[SUPPLIED RECORDS Boundary: Start]

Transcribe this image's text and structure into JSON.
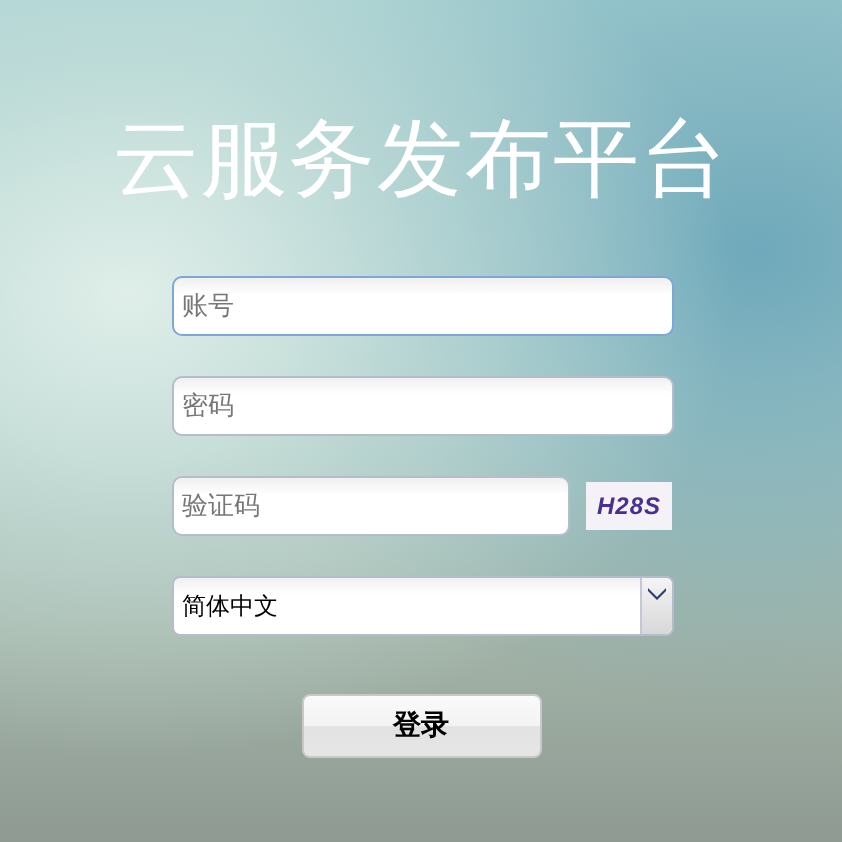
{
  "title": "云服务发布平台",
  "fields": [
    {
      "kind": "text",
      "placeholder": "账号"
    },
    {
      "kind": "password",
      "placeholder": "密码"
    },
    {
      "kind": "captcha",
      "placeholder": "验证码",
      "code": "H28S"
    }
  ],
  "language": {
    "value": "简体中文"
  },
  "button": "登录"
}
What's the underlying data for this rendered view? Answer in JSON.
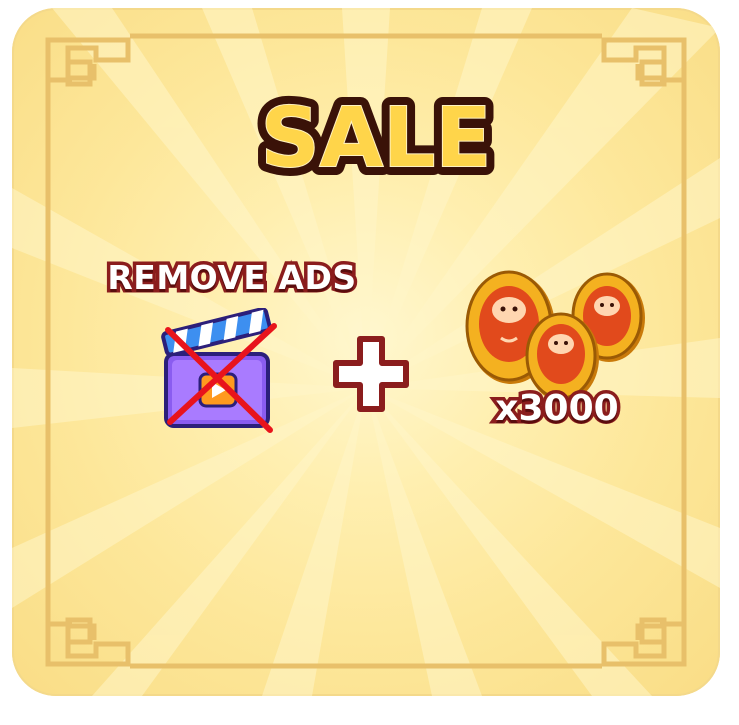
{
  "offer": {
    "title": "SALE",
    "remove_ads_label": "REMOVE ADS",
    "coin_quantity": "x3000"
  },
  "icons": {
    "ads": "film-clapperboard-icon",
    "cross": "red-x-icon",
    "plus": "plus-icon",
    "coins": "daruma-coin-icon"
  },
  "colors": {
    "panel_background": "#fde79a",
    "title_fill": "#f6b928",
    "outline": "#8b1d1d",
    "frame": "#e8c06a",
    "coin_gold": "#f4b120",
    "coin_red": "#e14a1c"
  }
}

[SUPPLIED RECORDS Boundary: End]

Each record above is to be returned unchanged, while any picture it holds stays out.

Transcribe this image's text and structure into JSON.
{
  "title": "云服务发布平台",
  "fields": [
    {
      "kind": "text",
      "placeholder": "账号"
    },
    {
      "kind": "password",
      "placeholder": "密码"
    },
    {
      "kind": "captcha",
      "placeholder": "验证码",
      "code": "H28S"
    }
  ],
  "language": {
    "value": "简体中文"
  },
  "button": "登录"
}
What's the underlying data for this rendered view? Answer in JSON.
{
  "offer": {
    "title": "SALE",
    "remove_ads_label": "REMOVE ADS",
    "coin_quantity": "x3000"
  },
  "icons": {
    "ads": "film-clapperboard-icon",
    "cross": "red-x-icon",
    "plus": "plus-icon",
    "coins": "daruma-coin-icon"
  },
  "colors": {
    "panel_background": "#fde79a",
    "title_fill": "#f6b928",
    "outline": "#8b1d1d",
    "frame": "#e8c06a",
    "coin_gold": "#f4b120",
    "coin_red": "#e14a1c"
  }
}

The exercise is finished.